Helping emotionally immature people
Insecure and emotionally immature people are often bullies and employ many techniques to get their way. Bullies and harassers have the emotional age of a young child and will exhibit temper tantrums, deceit, lying and manipulation to avoid exposure of their true nature and to evade accountability. How does one respond? The worst thing one can do is to become their apologist. To accommodate and cover up their wrongs and pretend they are not there. You do not help them grow up if you help them avoid the consequences of their behaviour and allow them to do as they please. They may be happy if you do so but deep down they know that their behaviour is wrong and they will resent you for facilitating it.
When Jesus says "let no one call you father for you have only one Father in Heaven" he is addressing the human tendency to become someone's parent, taking away part of their responsibility and allowing them to remain irresponsible and use you and others. Usually the fear of being alone or abandoned causes us to be weak in this area. We need to be needed so someone doesnt leave us. However God wants us to be guided by faith and His love, not fear of being abandoned for irresponsible persons will use it to manipulate us.
God want all people to be responsible for their own lives and not be dependent on people but live in healthy interdependency as brothers and sisters who share responsibility for eachother while depending on God as our parent. So do not give in to their dysfunction, whatever it may be. It does not help them grow up. They won’t attempt to change their ways until they are faced with no other choice because right now, they are getting by just fine manipulating, bullying etc. Why change if it works for them? Remember, you can’t change a person. But remember only they can change themselves.
We cannot make people grow up but what you can do is to learn how to say “NO”. But do it in a respectful and firm manner. Work on your self and protect your boundaries. Change how you interact with them and do it only on your (adult) terms, not their (childish) terms. Don’t react to them if they are being irrational. Develop an arsenal of phrases like, “Look, I don’t want to discuss this anymore. Let’s talk about it another time when we’ve both calmed down.” or “Sorry, I’m not comfortable doing that.” or “It’s clear we don’t agree but we aren’t communicating effectively.” Another way to communicate is to simply state the facts. How they chose to respond is really up to them. It’s a good idea to write a few phrases and practice them so you have them at your disposal when necessary.

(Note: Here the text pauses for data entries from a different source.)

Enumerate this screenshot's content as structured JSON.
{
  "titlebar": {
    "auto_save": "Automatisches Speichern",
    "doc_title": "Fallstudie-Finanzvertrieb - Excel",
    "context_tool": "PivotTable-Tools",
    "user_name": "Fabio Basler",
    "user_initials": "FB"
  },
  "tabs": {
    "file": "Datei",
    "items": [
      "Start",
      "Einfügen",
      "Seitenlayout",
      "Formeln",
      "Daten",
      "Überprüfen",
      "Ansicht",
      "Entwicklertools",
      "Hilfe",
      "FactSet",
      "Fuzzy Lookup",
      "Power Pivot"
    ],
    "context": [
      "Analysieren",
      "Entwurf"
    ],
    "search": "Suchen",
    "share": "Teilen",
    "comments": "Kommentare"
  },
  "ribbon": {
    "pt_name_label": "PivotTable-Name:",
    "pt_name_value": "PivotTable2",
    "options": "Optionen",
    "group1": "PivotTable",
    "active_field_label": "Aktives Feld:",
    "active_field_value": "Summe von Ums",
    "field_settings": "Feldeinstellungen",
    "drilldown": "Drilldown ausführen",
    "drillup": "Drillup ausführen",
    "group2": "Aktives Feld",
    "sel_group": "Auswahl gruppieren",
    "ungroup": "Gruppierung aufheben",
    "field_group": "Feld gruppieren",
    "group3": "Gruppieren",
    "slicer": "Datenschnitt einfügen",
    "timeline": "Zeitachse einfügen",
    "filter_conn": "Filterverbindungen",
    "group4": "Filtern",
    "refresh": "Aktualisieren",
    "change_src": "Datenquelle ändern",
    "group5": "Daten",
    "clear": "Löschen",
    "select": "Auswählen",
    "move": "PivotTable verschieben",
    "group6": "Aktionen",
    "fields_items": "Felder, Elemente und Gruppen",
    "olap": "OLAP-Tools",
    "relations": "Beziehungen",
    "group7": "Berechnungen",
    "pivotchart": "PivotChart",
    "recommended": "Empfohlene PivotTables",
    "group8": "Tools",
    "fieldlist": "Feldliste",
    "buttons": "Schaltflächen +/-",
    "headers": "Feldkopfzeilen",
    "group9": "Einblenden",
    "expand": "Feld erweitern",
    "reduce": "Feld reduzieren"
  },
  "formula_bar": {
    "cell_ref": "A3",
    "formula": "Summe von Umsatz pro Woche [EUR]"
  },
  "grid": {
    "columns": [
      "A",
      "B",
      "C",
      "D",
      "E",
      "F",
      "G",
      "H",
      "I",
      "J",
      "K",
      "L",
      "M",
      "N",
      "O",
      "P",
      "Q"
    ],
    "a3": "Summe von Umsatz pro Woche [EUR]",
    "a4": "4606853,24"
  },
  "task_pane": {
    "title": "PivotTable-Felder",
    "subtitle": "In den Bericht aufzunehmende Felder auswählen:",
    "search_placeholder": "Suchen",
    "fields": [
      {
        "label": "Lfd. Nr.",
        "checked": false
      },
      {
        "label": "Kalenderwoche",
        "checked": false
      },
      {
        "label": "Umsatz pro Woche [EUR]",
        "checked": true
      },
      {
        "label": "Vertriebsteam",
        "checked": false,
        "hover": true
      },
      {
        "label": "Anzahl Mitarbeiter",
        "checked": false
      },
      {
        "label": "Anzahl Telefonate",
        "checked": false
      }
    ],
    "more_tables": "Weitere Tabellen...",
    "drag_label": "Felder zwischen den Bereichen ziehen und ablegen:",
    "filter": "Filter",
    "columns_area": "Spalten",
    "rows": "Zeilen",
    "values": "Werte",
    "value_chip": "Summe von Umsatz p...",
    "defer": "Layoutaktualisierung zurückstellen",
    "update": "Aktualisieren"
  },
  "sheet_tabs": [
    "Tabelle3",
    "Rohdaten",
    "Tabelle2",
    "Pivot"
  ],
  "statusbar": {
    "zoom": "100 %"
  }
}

Change will be very slow. Believe that changing how you respond to things will be the catalyst of change in how you are treated. So long as you behave like the adult in the room, you keep your dignity. Eventually, the other person will learn they cannot get their way acting like a child. However even after all of this, your relative may not change and you may need to maintain some emotional distance in order not to get harmed by their behaviour.
Now if you are in a relationship and your partner shows some immature behaviour do not right away refuse to parent them. We all sometimes are weak and seek a bit of parental love and nurturing. What should not happen is that one partner has to be the parent in the relationship most of the time and the other the child most of the time. The parent in such a relationship does not have his/her emotional needs met, is required to be strong all the time and may be punished and eventually abandoned if they fail to meet the need of the demanding adult-child. This is a burden too heavy for anyone carry and is not part of Gods design for marriage.
For another perspective see: http://www.systemiccoaching.com/sw_articles_eng/immature_adults.htm